On Saturday, 13th of October, we hosted our Whose Day Zero feedback event, the culmination of a year’s worth of work and dialogues. We worked with Africa Unite’s School Clubs to enable young learners to conduct baseline research with a population group of their peers by administering a survey about water restrictions and the impact on their communities.
Africa Unite interns, Kathy and Kate, starting off the day with an overview of the agenda
Africa Unite’s Brilliant, doing an ice-breaker with the learners
At this event, we presented the findings from this learner-collected data.

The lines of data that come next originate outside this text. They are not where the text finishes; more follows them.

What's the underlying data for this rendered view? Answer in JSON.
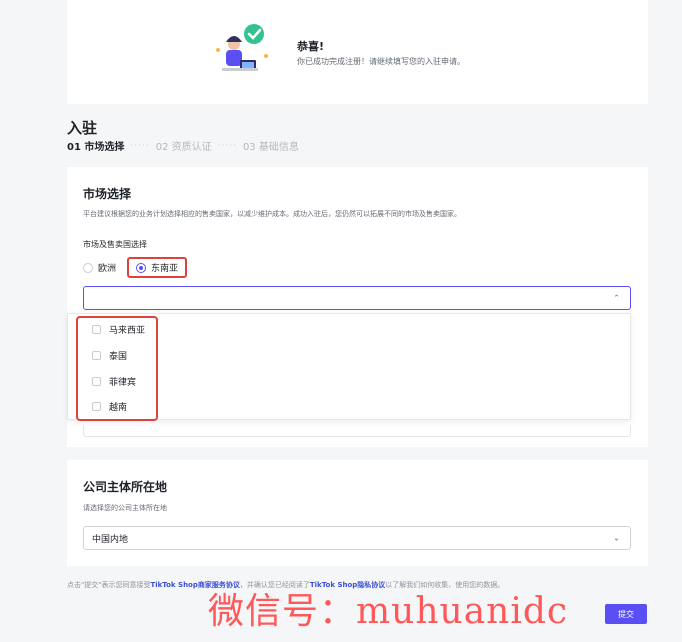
{
  "banner": {
    "title": "恭喜!",
    "subtitle": "你已成功完成注册！请继续填写您的入驻申请。"
  },
  "page": {
    "title": "入驻",
    "steps": [
      {
        "label": "01 市场选择",
        "active": true
      },
      {
        "label": "02 资质认证",
        "active": false
      },
      {
        "label": "03 基础信息",
        "active": false
      }
    ]
  },
  "market": {
    "title": "市场选择",
    "description": "平台建议根据您的业务计划选择相应的售卖国家，以减少维护成本。成功入驻后，您仍然可以拓展不同的市场及售卖国家。",
    "field_label": "市场及售卖国选择",
    "radios": [
      {
        "label": "欧洲",
        "checked": false
      },
      {
        "label": "东南亚",
        "checked": true
      }
    ],
    "select_value": "",
    "dropdown_options": [
      "马来西亚",
      "泰国",
      "菲律宾",
      "越南"
    ]
  },
  "company": {
    "title": "公司主体所在地",
    "description": "请选择您的公司主体所在地",
    "select_value": "中国内地"
  },
  "footer": {
    "note_prefix": "点击\"提交\"表示您同意接受",
    "link1": "TikTok Shop商家服务协议",
    "note_mid": "，并确认您已经阅读了",
    "link2": "TikTok Shop隐私协议",
    "note_suffix": "以了解我们如何收集、使用您的数据。"
  },
  "submit_label": "提交",
  "watermark": "微信号：muhuanidc",
  "colors": {
    "accent": "#5a4ff3",
    "highlight_border": "#e0413a",
    "watermark": "#ff4b4b"
  }
}
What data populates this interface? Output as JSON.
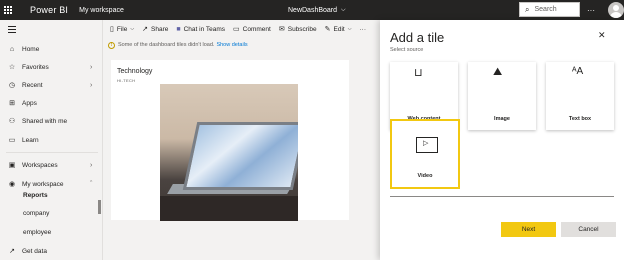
{
  "header": {
    "app_name": "Power BI",
    "workspace": "My workspace",
    "dashboard_name": "NewDashBoard",
    "search_placeholder": "Search",
    "more": "···"
  },
  "sidebar": {
    "items": [
      {
        "label": "Home",
        "icon": "home-icon"
      },
      {
        "label": "Favorites",
        "icon": "star-icon"
      },
      {
        "label": "Recent",
        "icon": "clock-icon"
      },
      {
        "label": "Apps",
        "icon": "apps-icon"
      },
      {
        "label": "Shared with me",
        "icon": "person-icon"
      },
      {
        "label": "Learn",
        "icon": "book-icon"
      },
      {
        "label": "Workspaces",
        "icon": "workspaces-icon"
      },
      {
        "label": "My workspace",
        "icon": "user-icon"
      }
    ],
    "sub_items": [
      "Reports",
      "company",
      "employee"
    ],
    "get_data": "Get data"
  },
  "toolbar": {
    "file": "File",
    "share": "Share",
    "chat": "Chat in Teams",
    "comment": "Comment",
    "subscribe": "Subscribe",
    "edit": "Edit",
    "more": "···"
  },
  "warning": {
    "text": "Some of the dashboard tiles didn't load.",
    "link": "Show details"
  },
  "tile": {
    "title": "Technology",
    "subtitle": "HI-TECH"
  },
  "panel": {
    "title": "Add a tile",
    "subtitle": "Select source",
    "options": [
      {
        "label": "Web content",
        "icon": "web-content-icon"
      },
      {
        "label": "Image",
        "icon": "image-icon"
      },
      {
        "label": "Text box",
        "icon": "text-box-icon"
      },
      {
        "label": "Video",
        "icon": "video-icon"
      }
    ],
    "next": "Next",
    "cancel": "Cancel",
    "close": "✕"
  },
  "colors": {
    "header_bg": "#252423",
    "accent": "#f2c811",
    "link": "#0078d4"
  }
}
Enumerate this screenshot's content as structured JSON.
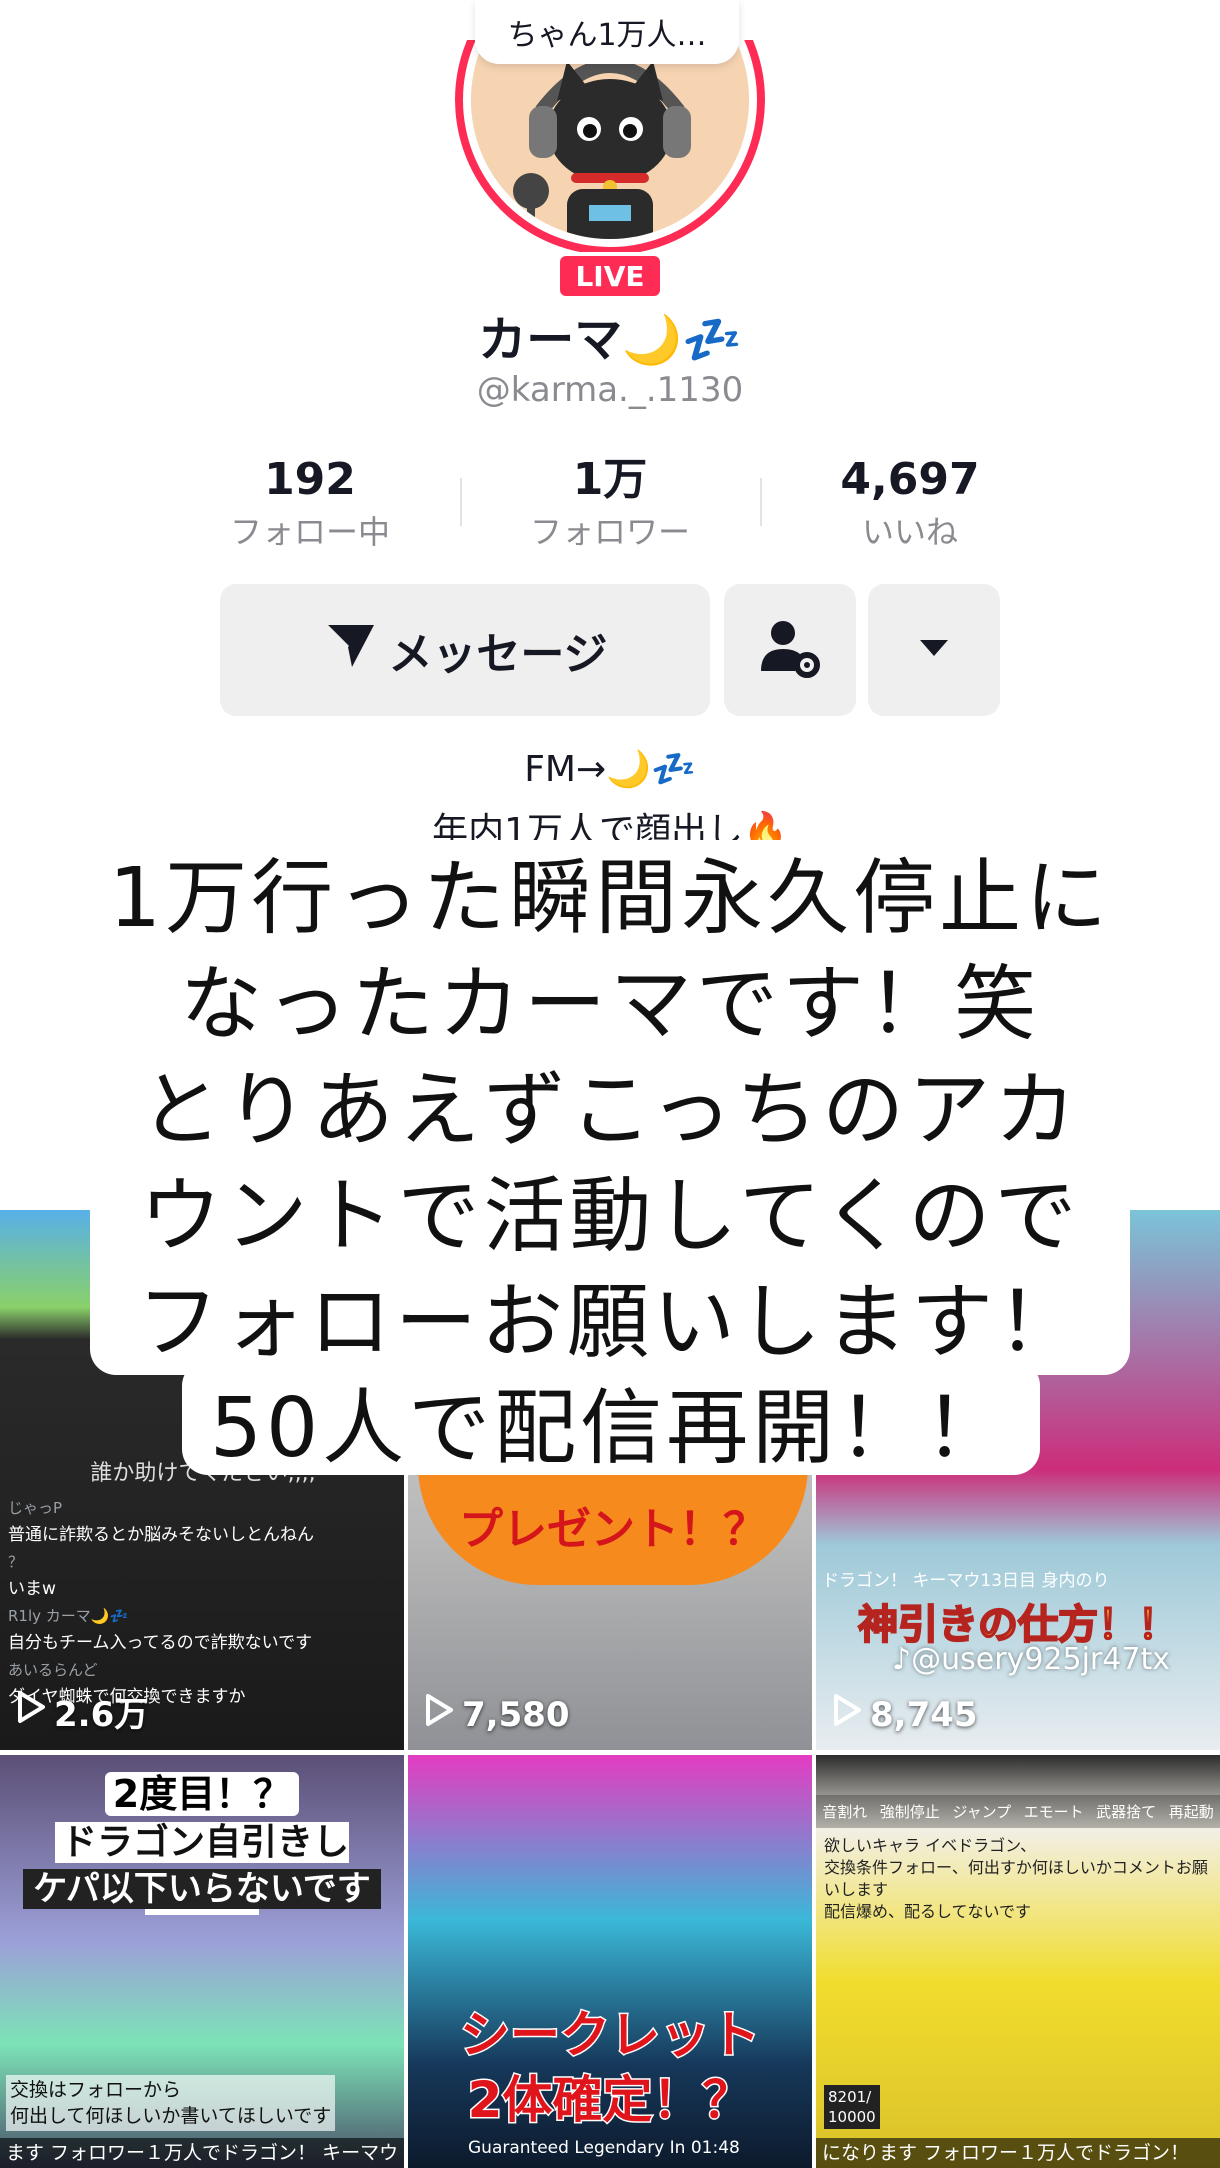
{
  "profile": {
    "bubble_text": "ちゃん1万人…",
    "live_badge": "LIVE",
    "display_name": "カーマ🌙💤",
    "username": "@karma._.1130"
  },
  "stats": [
    {
      "value": "192",
      "label": "フォロー中"
    },
    {
      "value": "1万",
      "label": "フォロワー"
    },
    {
      "value": "4,697",
      "label": "いいね"
    }
  ],
  "actions": {
    "message_label": "メッセージ",
    "add_friend_icon": "person-gear-icon",
    "more_icon": "caret-down-icon"
  },
  "bio": {
    "line1": "FM→🌙💤",
    "line2": "年内1万人で顔出し🔥"
  },
  "overlay_caption": {
    "lines": [
      "1万行った瞬間永久停止に",
      "なったカーマです！笑",
      "とりあえずこっちのアカ",
      "ウントで活動してくので",
      "フォローお願いします！",
      "50人で配信再開！！"
    ]
  },
  "videos": [
    {
      "views": "2.6万",
      "chat_title": "誰か助けてください,,,,",
      "chat": [
        {
          "name": "じゃっP",
          "text": "普通に詐欺るとか脳みそないしとんねん"
        },
        {
          "name": "？",
          "text": "いまw"
        },
        {
          "name": "R1ly カーマ🌙💤",
          "text": "自分もチーム入ってるので詐欺ないです"
        },
        {
          "name": "あいるらんど",
          "text": "ダイヤ蜘蛛で何交換できますか"
        }
      ]
    },
    {
      "views": "7,580",
      "caption": "プレゼント！？"
    },
    {
      "views": "8,745",
      "top_text": "ドラゴン！ キーマウ13日目 身内のり",
      "caption": "神引きの仕方！！",
      "watermark": "♪@usery925jr47tx"
    },
    {
      "caption1": "2度目！？",
      "caption2": "ドラゴン自引きした！！",
      "caption3": "ケパ以下いらないです",
      "foot": "交換はフォローから\n何出して何ほしいか書いてほしいです",
      "bottom": "ます フォロワー１万人でドラゴン！ キーマウ"
    },
    {
      "caption1": "シークレット",
      "caption2": "2体確定！？",
      "foot": "Guaranteed Legendary In 01:48"
    },
    {
      "menu": [
        "音割れ",
        "強制停止",
        "ジャンプ",
        "エモート",
        "武器捨て",
        "再起動"
      ],
      "text": "欲しいキャラ イベドラゴン、\n交換条件フォロー、何出すか何ほしいかコメントお願いします\n配信爆め、配るしてないです",
      "counter": "8201/\n10000",
      "bottom": "になります フォロワー１万人でドラゴン！"
    }
  ],
  "colors": {
    "accent": "#fe2c55",
    "button_bg": "#efefef",
    "muted_text": "#8a8b91"
  }
}
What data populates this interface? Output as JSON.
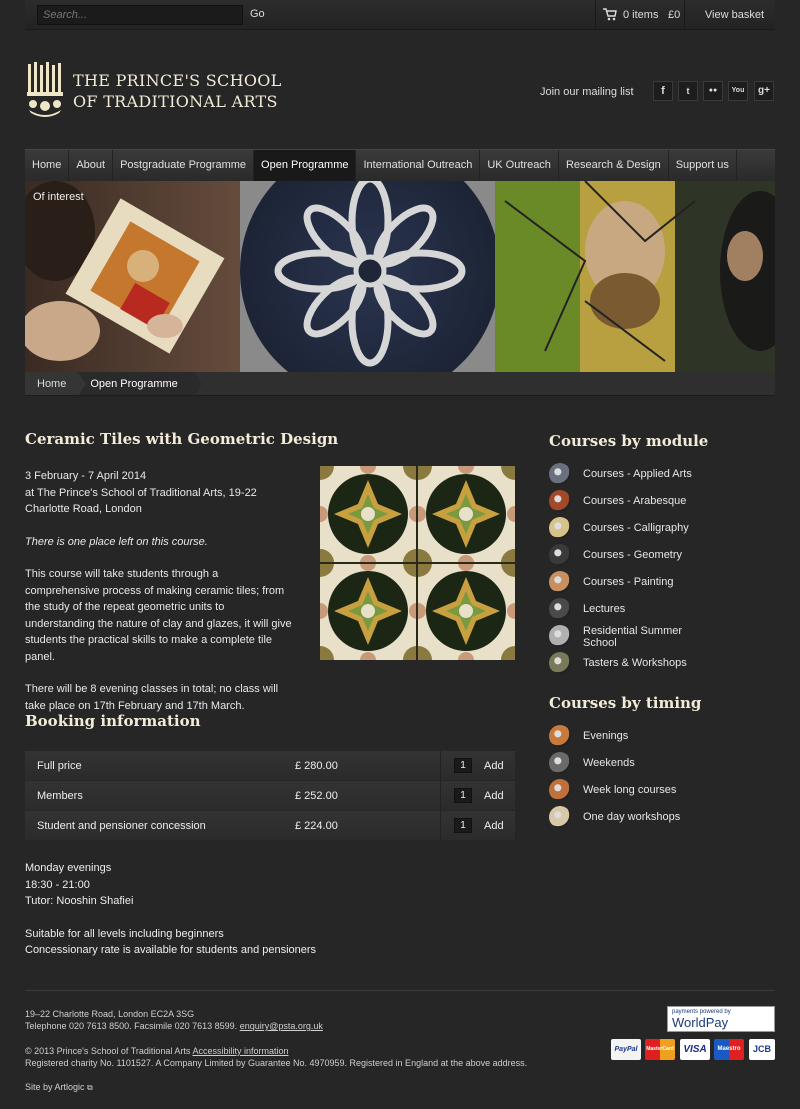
{
  "topbar": {
    "search_placeholder": "Search...",
    "go_label": "Go",
    "basket_count": "0 items",
    "basket_total": "£0",
    "view_basket": "View basket"
  },
  "header": {
    "logo_line1": "THE PRINCE'S SCHOOL",
    "logo_line2": "OF TRADITIONAL ARTS",
    "mailing_list": "Join our mailing list",
    "social": [
      {
        "icon": "facebook-icon",
        "glyph": "f"
      },
      {
        "icon": "twitter-icon",
        "glyph": "t"
      },
      {
        "icon": "flickr-icon",
        "glyph": "●●"
      },
      {
        "icon": "youtube-icon",
        "glyph": "You"
      },
      {
        "icon": "googleplus-icon",
        "glyph": "g+"
      }
    ]
  },
  "nav": {
    "items": [
      "Home",
      "About",
      "Postgraduate Programme",
      "Open Programme",
      "International Outreach",
      "UK Outreach",
      "Research & Design",
      "Support us"
    ],
    "active": "Open Programme",
    "sub_link": "Of interest"
  },
  "breadcrumb": {
    "home": "Home",
    "current": "Open Programme"
  },
  "course": {
    "title": "Ceramic Tiles with Geometric Design",
    "dates": "3 February - 7 April 2014",
    "location_line1": "at The Prince's School of Traditional Arts, 19-22",
    "location_line2": "Charlotte Road, London",
    "places_note": "There is one place left on this course.",
    "description": "This course will take students through a comprehensive process of making ceramic tiles; from the study of the repeat geometric units to understanding the nature of clay and glazes, it will give students the practical skills to make a complete tile panel.",
    "classes_note": "There will be 8 evening classes in total; no class will take place on 17th February and 17th March."
  },
  "booking": {
    "title": "Booking information",
    "rows": [
      {
        "name": "Full price",
        "price": "£ 280.00",
        "qty": "1",
        "add": "Add"
      },
      {
        "name": "Members",
        "price": "£ 252.00",
        "qty": "1",
        "add": "Add"
      },
      {
        "name": "Student and pensioner concession",
        "price": "£ 224.00",
        "qty": "1",
        "add": "Add"
      }
    ]
  },
  "schedule": {
    "day": "Monday evenings",
    "time": "18:30 - 21:00",
    "tutor": "Tutor: Nooshin Shafiei",
    "levels": "Suitable for all levels including beginners",
    "concession": "Concessionary rate is available for students and pensioners"
  },
  "sidebar": {
    "module_title": "Courses by module",
    "modules": [
      {
        "label": "Courses - Applied Arts",
        "color": "#6b7080"
      },
      {
        "label": "Courses - Arabesque",
        "color": "#a04a2a"
      },
      {
        "label": "Courses - Calligraphy",
        "color": "#d9c28a"
      },
      {
        "label": "Courses - Geometry",
        "color": "#3a3a3a"
      },
      {
        "label": "Courses - Painting",
        "color": "#c89060"
      },
      {
        "label": "Lectures",
        "color": "#4a4a4a"
      },
      {
        "label": "Residential Summer School",
        "color": "#b0b0b0"
      },
      {
        "label": "Tasters & Workshops",
        "color": "#7a7a5a"
      }
    ],
    "timing_title": "Courses by timing",
    "timings": [
      {
        "label": "Evenings",
        "color": "#c87a3a"
      },
      {
        "label": "Weekends",
        "color": "#6a6a6a"
      },
      {
        "label": "Week long courses",
        "color": "#c0703a"
      },
      {
        "label": "One day workshops",
        "color": "#d8c8a8"
      }
    ]
  },
  "footer": {
    "address": "19–22 Charlotte Road, London EC2A 3SG",
    "phone": "Telephone 020 7613 8500. Facsimile 020 7613 8599.",
    "email": "enquiry@psta.org.uk",
    "copyright": "© 2013 Prince's School of Traditional Arts",
    "accessibility": "Accessibility information",
    "registered": "Registered charity No. 1101527. A Company Limited by Guarantee No. 4970959. Registered in England at the above address.",
    "site_by": "Site by Artlogic",
    "worldpay_small": "payments powered by",
    "worldpay_big": "WorldPay",
    "cards": [
      "PayPal",
      "MasterCard",
      "VISA",
      "Maestro",
      "JCB"
    ]
  }
}
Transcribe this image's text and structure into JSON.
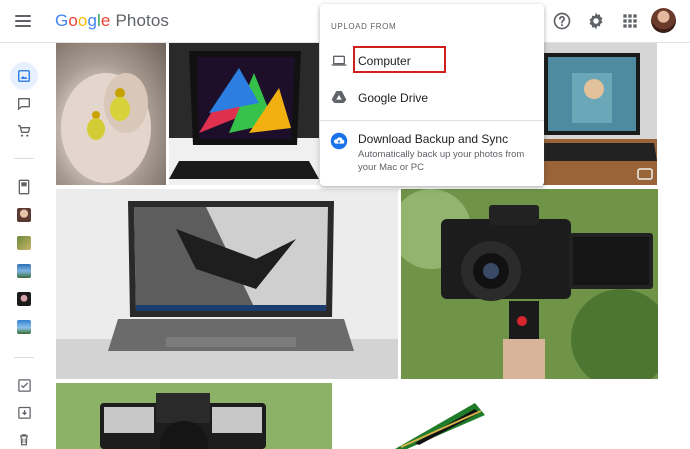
{
  "header": {
    "logo_google": [
      "G",
      "o",
      "o",
      "g",
      "l",
      "e"
    ],
    "logo_product": "Photos"
  },
  "upload_menu": {
    "heading": "UPLOAD FROM",
    "items": [
      {
        "label": "Computer",
        "icon": "laptop-icon"
      },
      {
        "label": "Google Drive",
        "icon": "google-drive-icon"
      },
      {
        "label": "Download Backup and Sync",
        "icon": "backup-sync-icon",
        "description": "Automatically back up your photos from your Mac or PC"
      }
    ]
  },
  "sidebar": {
    "items": [
      "photos-icon",
      "chat-icon",
      "cart-icon",
      "photo-book-icon",
      "person-thumb-1",
      "person-thumb-2",
      "person-thumb-3",
      "person-thumb-4",
      "person-thumb-5",
      "checklist-icon",
      "archive-icon",
      "trash-icon"
    ]
  },
  "photos": {
    "items": [
      "earrings",
      "razer-laptop",
      "gaming-laptop-game",
      "asus-rog-laptop",
      "lumix-camera",
      "olympus-camera",
      "ram-stick"
    ]
  },
  "colors": {
    "accent_blue": "#1a73e8",
    "highlight_red": "#d0201b"
  }
}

The surveys were intended to enable the learners to gain a better understanding and awareness of the water crisis, the challenges our School Clubs face during water restrictions, and if these challenges vary in different parts of Cape Town.
The media has latched onto the concept of “Day Zero”, the day the municipal water source will be turned off to all domestic dwellings. The reporting of the water crisis has left the rest of the world wondering how an entire coastal city has run out of water, in what feels like overnight. Cape Town has been under threat of drought, poor consumption patterns, and reduced rainfall since 2015, so why is the media only this year reporting on the water crisis? This is the question that Africa Unite hoped to uncover with the surveys that our School Clubs conducted. Cape Town has experienced 3 low rainfall years in a row; rainfall in 2017 was the lowest rainfall recorded in the last 100 years.
Dam storage capacity has almost doubled since this time in 2017. Cape Town’s supply dams have just moved beyond the City’s defined “danger zone“ (65%) as the recent rains and continued efforts to save water have raised the combined water level to 76.2% of storage capacity as of the 8th of October 2018.
There are 6 main dams supplying the Western Cape, and Theewaterskloof (the main source of Cape Town’s water) is one of the most affected dams. Climate change experts predict that this is not a once-off occurrence, and that this is not the first Day Zero for Cape Town. Although we have avoided running out of water for now, there are fewer wetter years and more drier years awaiting us in Cape Town.
The learners enjoying CityVarsity’s pool table during lunch
We were thrilled to have Edmond Tiku and Donavan Williams from The City of Cape Town’s Department of Water and Sanitation at the event, to tell the learners more about the Water Crisis and how to move beyond the shortage in a sustainable manner.
There was enthusiastic engagement in the dialogue between Africa Unite, the City of Cape Town’s Department of Water & Sanitation and the learners. We would also like to thank our generous funders, Wakefield Rotary USA, for the opportunity to host this event. It was an enriching day for all involved.
For more photos from the day, see our album on our Facebook page here
Donavan Williams of the Dept of Water & Sanitation, with the water-saving mascot Manzi